So we went to the factories, and I started buying the cabbage, as I used to call it.
Being in the waste game, I’d sort through the rubbish. We were an old-fashioned schmutter business, and the Jewish community was close.
Everyone knew everyone and word got around, but I never thought it would become this big.
We used to be known as Rathdowne Remnants because it was just about the off-cuts.
But, when we got the rolls of fabric in, we changed it to Rathdowne Fabric and Remnants. We still have these remnant bins.
You can have fabric that won’t sell but when you cut it up and put it in the bin, it’s gone the next day. It’s the mentality of bargain shopping that make these bins so popular, and we have to replenish them every day.
Our customer demographic is home sewers, young parents who make things for their kids, students from fashion and design schools and busses of sewing groups that come in from the country.
A lot of men come through as well.
It’s a niche little market and – because the name is so well known – people come from everywhere.
The industry has changed so much over the years.
All these companies used to have thousands of metres left over at the end of the season. And – when there was volume production on shore – you could walk out of a meeting and buy 100,000 metres.
But in the late 90’s/early 2000’s, all the clothing production went overseas. There was less fabric here, and the flow on effect was that all of the suppliers had no one to sell to, so they dwindled and went away.
However, we still get calls from manufacturers saying they have a stock of fabrics left over. Even though their production is overseas, we have such good relationships with these companies that they’ll supply us.
A lot of these designers import their own fabric and designs, which will end up in our shop.
So we have fabric that isn’t available anywhere else.
All five seasons of Project Runway Australia were shot here.
For every challenge they would come in, run around like crazy and get the material. We’d give vouchers to all the customers so they could get coffee and cake around the corner while they were shooting.
One of the contestants from Project Runway showed us a photo of a shop overseas that featured old sewing machines. I really liked the aesthetic so – for the last five of six years – we’ve been collecting and presenting older sewing machines.

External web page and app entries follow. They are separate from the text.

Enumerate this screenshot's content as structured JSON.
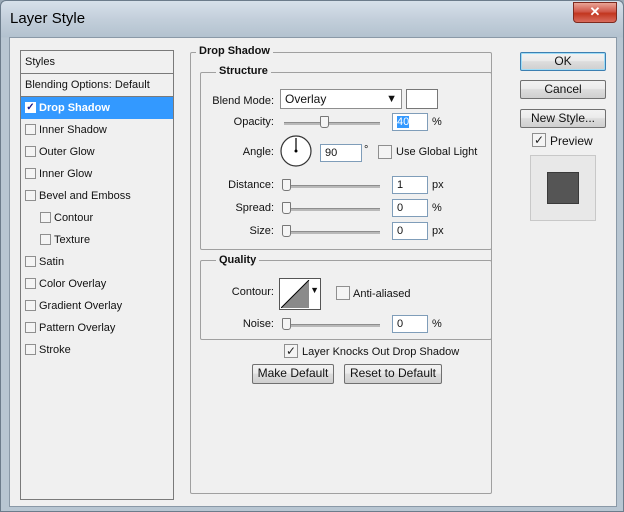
{
  "window": {
    "title": "Layer Style",
    "close_glyph": "✕"
  },
  "styles_panel": {
    "header": "Styles",
    "blending_options": "Blending Options: Default",
    "items": [
      {
        "label": "Drop Shadow",
        "checked": true,
        "selected": true,
        "indent": false
      },
      {
        "label": "Inner Shadow",
        "checked": false,
        "selected": false,
        "indent": false
      },
      {
        "label": "Outer Glow",
        "checked": false,
        "selected": false,
        "indent": false
      },
      {
        "label": "Inner Glow",
        "checked": false,
        "selected": false,
        "indent": false
      },
      {
        "label": "Bevel and Emboss",
        "checked": false,
        "selected": false,
        "indent": false
      },
      {
        "label": "Contour",
        "checked": false,
        "selected": false,
        "indent": true
      },
      {
        "label": "Texture",
        "checked": false,
        "selected": false,
        "indent": true
      },
      {
        "label": "Satin",
        "checked": false,
        "selected": false,
        "indent": false
      },
      {
        "label": "Color Overlay",
        "checked": false,
        "selected": false,
        "indent": false
      },
      {
        "label": "Gradient Overlay",
        "checked": false,
        "selected": false,
        "indent": false
      },
      {
        "label": "Pattern Overlay",
        "checked": false,
        "selected": false,
        "indent": false
      },
      {
        "label": "Stroke",
        "checked": false,
        "selected": false,
        "indent": false
      }
    ]
  },
  "drop_shadow": {
    "section_title": "Drop Shadow",
    "structure": {
      "title": "Structure",
      "blend_mode_label": "Blend Mode:",
      "blend_mode_value": "Overlay",
      "shadow_color": "#ffffff",
      "opacity_label": "Opacity:",
      "opacity_value": "40",
      "opacity_unit": "%",
      "angle_label": "Angle:",
      "angle_value": "90",
      "angle_unit": "°",
      "global_light_label": "Use Global Light",
      "global_light_checked": false,
      "distance_label": "Distance:",
      "distance_value": "1",
      "distance_unit": "px",
      "spread_label": "Spread:",
      "spread_value": "0",
      "spread_unit": "%",
      "size_label": "Size:",
      "size_value": "0",
      "size_unit": "px"
    },
    "quality": {
      "title": "Quality",
      "contour_label": "Contour:",
      "anti_aliased_label": "Anti-aliased",
      "anti_aliased_checked": false,
      "noise_label": "Noise:",
      "noise_value": "0",
      "noise_unit": "%"
    },
    "knockout_label": "Layer Knocks Out Drop Shadow",
    "knockout_checked": true,
    "make_default": "Make Default",
    "reset_default": "Reset to Default"
  },
  "actions": {
    "ok": "OK",
    "cancel": "Cancel",
    "new_style": "New Style...",
    "preview_label": "Preview",
    "preview_checked": true
  },
  "colors": {
    "selection": "#3399ff",
    "preview_swatch": "#555555"
  },
  "icons": {
    "check": "✓",
    "dropdown": "▾"
  }
}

It touches people emotionally, brings back memories and everyone has a story.
“My grandmother used to have one like that.”
(Dean) I got involved in street art many years ago.
I met some street artists and said to them, “we’ve got walls here, you can come and paint them legally.”
Slowly, a few pieces came along.
One Monday morning I rocked up and there were six large murals along the back of the factory.
I thought, “dad is going to have my balls.”
I nervously tiptoed in and he said, “I love it!”
This was about five years ago, when there was nothing but old red brick walls.
Now the back of the factory and the surrounding factories and laneways are full of bright artwork.
This spot is an attraction for many street art lovers.
Sometimes street art is painted over.
It’s part of the ephemeral nature of street art. It’s not here forever and – if it always remained the same – it’d be boring.
You fall in love with some pieces but, once someone tags over it, it’s time for something new and fresh.
And what was good about the karma sutra burger is that it spread the shop name all around the world.
It had a lot of positive messages – multiculturalism and safe sex practices – that came with it.
Everyone in the mural is treated equally, like meat in the burger.
Regarding the textile industry in Australia, I like to say that the cake is a lot smaller and less people are taking a slice.
For the people still in it, there’s not as much business as there used to be. You always hear about manufacturing industry coming back, and about that swing back to local manufacturing but – when I’m sitting on half a million metres – I need that volume to happen.
However we still have all of these niche markets who are buying fabric for their online business. All of these crafty markets are everywhere, and we’re here to supply them.
So our plan for the future is to keep evolving and to keep the business going.
Written by Aron Lewin, all photos by Tatiana C C Scott.
Featured Image – Geisha by Hush, Heart by Jimmy C, Balaclava by Will Coles & Owl by Dscreet.